A landslide on a motorway in southern Brazil has killed at least two people and left dozens missing.

A torrent of mud fell on to the BR-376 highway in the state of Paraná, hitting at least 16 vehicles, authorities said.

Rescue workers at the scene said bad weather and the remote location were complicating the search effort.

Local authorities told a news conference that between 30 and 50 people could be missing.

Emergency services have located six survivors, including the mayor of the coastal town of Guaratuba, Roberto Justus.

In a video posted on social media, Mr Justus said he was “alive by the grace of God”, according to AFP news agency.

“It was horrible,” he said. “The mountain just fell on top of us. It swept away every last car.”

Aerial images released by emergency services show the damage caused by the landslide on Monday night which swept away a section of the highway and the vehicles on it.

There are concerns there could be further landslides with national weather service INMET issuing heavy rain warnings for multiple states in Brazil.

Editor’s Note: A landslide is defined as the movement of a mass of rock, debris, or earth down a slope. Landslides are a type of “mass wasting,” which denotes any down-slope movement of soil and rock under the direct influence of gravity.

Landslides are caused by disturbances in the natural stability of a slope. They can accompany heavy rains or follow droughts, earthquakes, or volcanic eruptions.
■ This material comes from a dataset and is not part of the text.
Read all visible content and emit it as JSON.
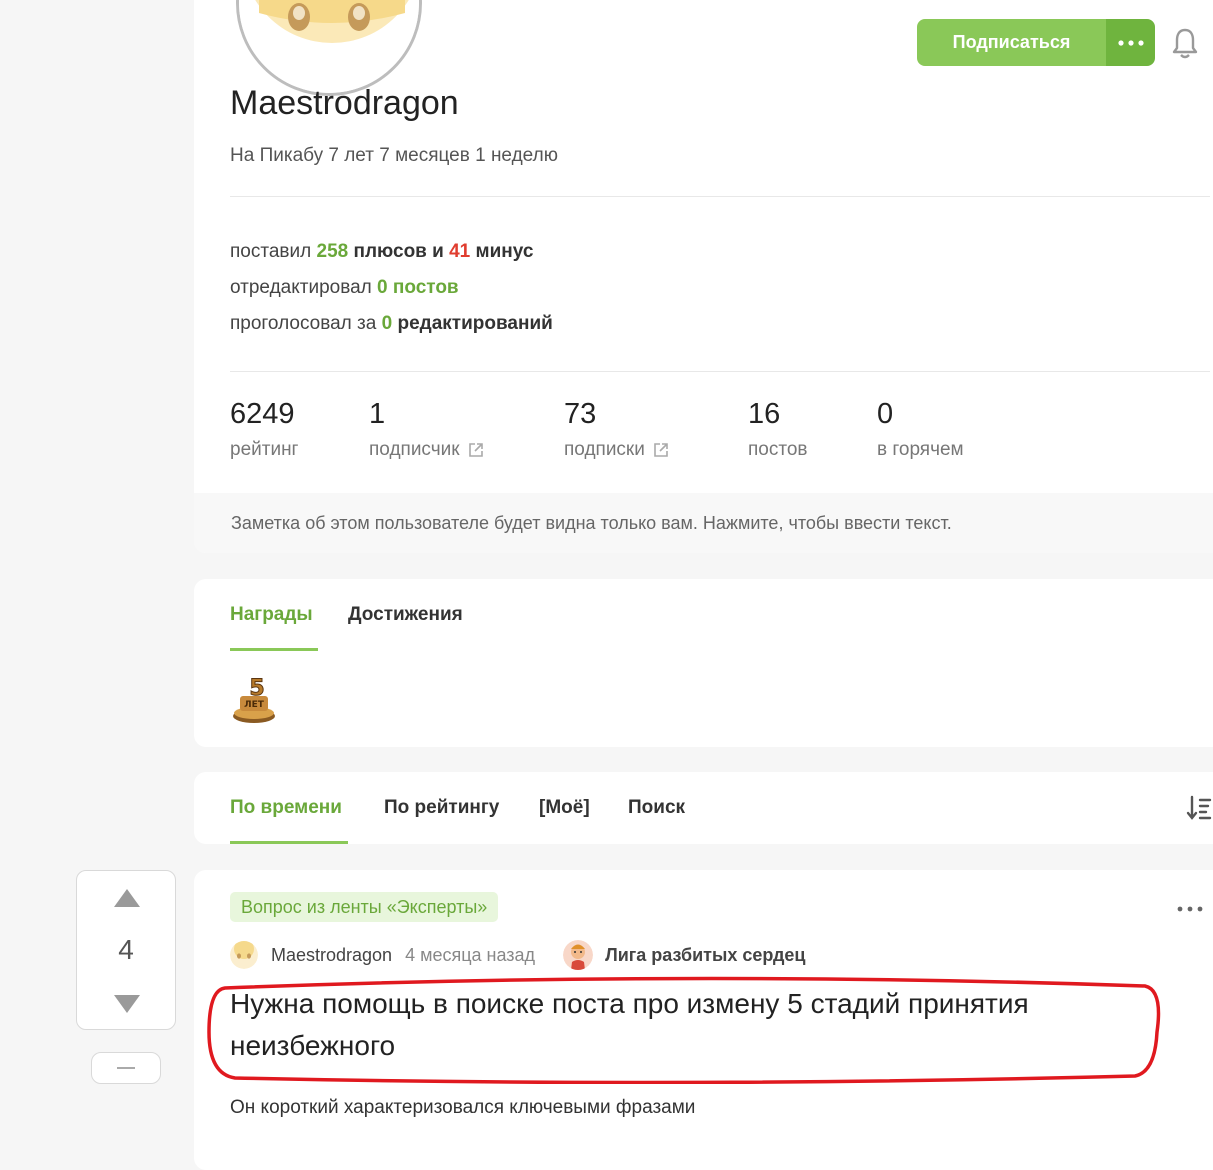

Mudslides develop when water rapidly accumulates in the ground and results in a surge of water-saturated rock, earth, and debris.